Think about abortion. Given the same set of facts, honest people divide into two groups. Standing on what each proclaims as reasonable grounds, one set votes for the rights of the mother; the other for the life of the unborn.

A piece by Paul Martin Lester notes a national survey of photographers, in which a question was posed as to the ethics of a particular situation. Given the same set of facts 38 percent said the response at question was ethical; 34 percent called the action unethical.

In an article in which Ann Morning wrote concerning the definition of the term “race,” she observed that after interviewing over 40 university professors in biology and anthropology, she found their views to vary widely.

Almost 40 percent of these academics took what can be called an “essentialist” view: they described races as groups of people who share certain innate, inherited biological traits. In contrast, over 60 percent held a “constructionist” perspective: they argued that races do not correspond to patterns of human biological variation, but rather that racial groupings are “constructed” through social processes that take place in particular historical, political and economic contexts. In other words, the jury was out on the scientific nature of race.

She goes on to ask,
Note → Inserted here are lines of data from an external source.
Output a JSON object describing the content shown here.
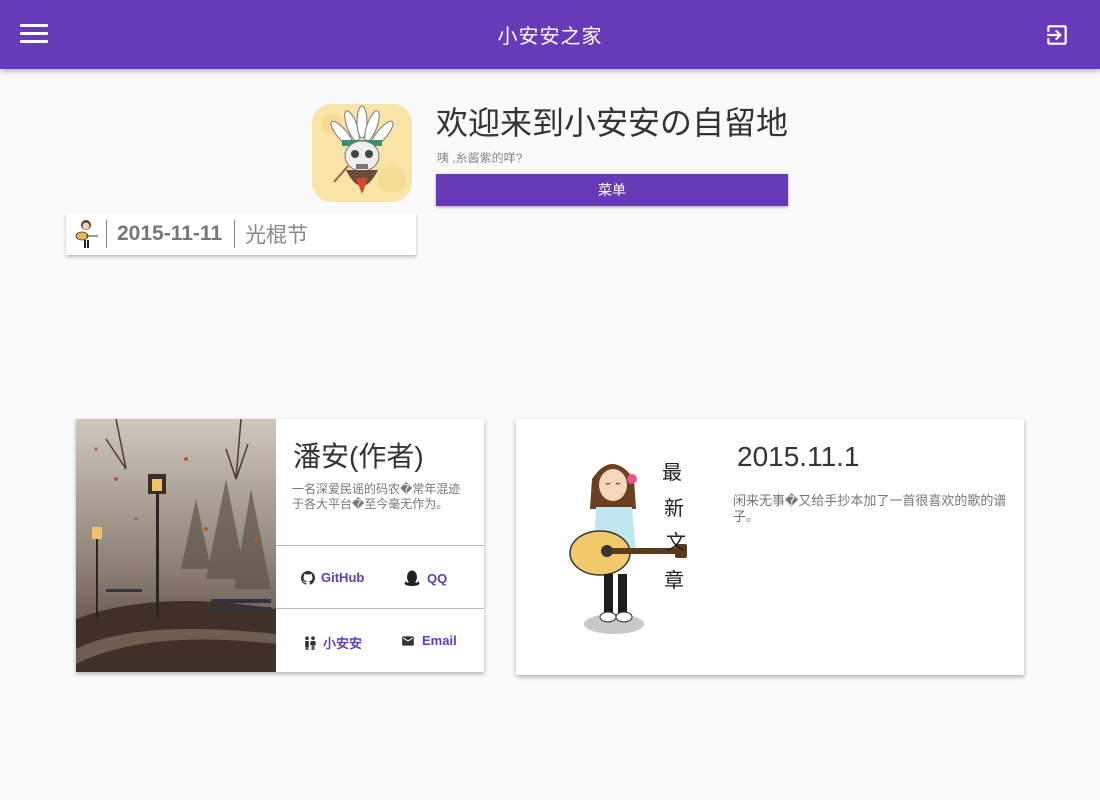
{
  "appbar": {
    "title": "小安安之家",
    "menu_icon": "hamburger-menu-icon",
    "logout_icon": "exit-icon"
  },
  "hero": {
    "welcome": "欢迎来到小安安の自留地",
    "subtitle": "咦 ,糸酱紫的咩?",
    "menu_button_label": "菜单"
  },
  "date_strip": {
    "date": "2015-11-11",
    "holiday": "光棍节"
  },
  "author_card": {
    "name": "潘安(作者)",
    "bio": "一名深爱民谣的码农�常年混迹于各大平台�至今毫无作为。",
    "links": [
      {
        "label": "GitHub",
        "icon": "github-icon"
      },
      {
        "label": "QQ",
        "icon": "qq-penguin-icon"
      },
      {
        "label": "小安安",
        "icon": "people-icon"
      },
      {
        "label": "Email",
        "icon": "mail-icon"
      }
    ]
  },
  "article_card": {
    "date": "2015.11.1",
    "description": "闲来无事�又给手抄本加了一首很喜欢的歌的谱子。",
    "art_text": [
      "最",
      "新",
      "文",
      "章"
    ]
  },
  "colors": {
    "primary": "#673ab7",
    "background": "#fafafa"
  }
}
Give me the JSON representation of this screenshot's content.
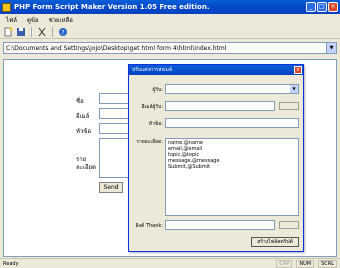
{
  "window": {
    "title": "PHP Form Script Maker Version 1.05 Free edition."
  },
  "menu": [
    "ไฟล์",
    "ดูข้อ",
    "ช่วยเหลือ"
  ],
  "toolbar": {
    "icons": [
      "new-file-icon",
      "save-icon",
      "cut-icon",
      "help-icon"
    ]
  },
  "path": {
    "value": "C:\\Documents and Settings\\jojo\\Desktop\\get html form 4\\html\\index.html"
  },
  "form": {
    "labels": [
      "ชื่อ",
      "อีเมล์",
      "หัวข้อ",
      "ราย",
      "ละเอียด"
    ],
    "send_label": "Send"
  },
  "dialog": {
    "title": "ปรับแต่งการส่งเมล์",
    "labels": {
      "to": "ผู้รับ:",
      "from": "อีเมล์ผู้รับ:",
      "subject": "หัวข้อ:",
      "fields": "รายละเอียด:",
      "thanks": "ลิงค์ Thank:"
    },
    "fields": [
      "name,@name",
      "email,@email",
      "topic,@topic",
      "message,@message",
      "Submit,@Submit"
    ],
    "action_label": "สร้างไฟล์สคริปต์"
  },
  "status": {
    "text": "Ready",
    "indicators": [
      "CAP",
      "NUM",
      "SCRL"
    ]
  }
}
With a commonly-accepted set of facts, why did they arrive at different opinions about whether the groupings we call races actually exist “in nature,” independent of our study of them, or whether these groups are ones that we humans construct, guided by our cultural presuppositions, and then impose like an artificial grid on the fuzzy reality of human diversity?

What is it that causes this phenomenon? Perhaps a difference in values is the mainspring, yet that leaves unexplained that children from the same families vary distinctly in their views, and should we consider it to be the gene pool and inherent tendencies we are against the same wall. Levels of education seem not to scribe a defining line, nor do church denominations or the area of the country–with some modest exceptions.

Ideas out there? I’m interested in hearing them.


My devotional blog is here.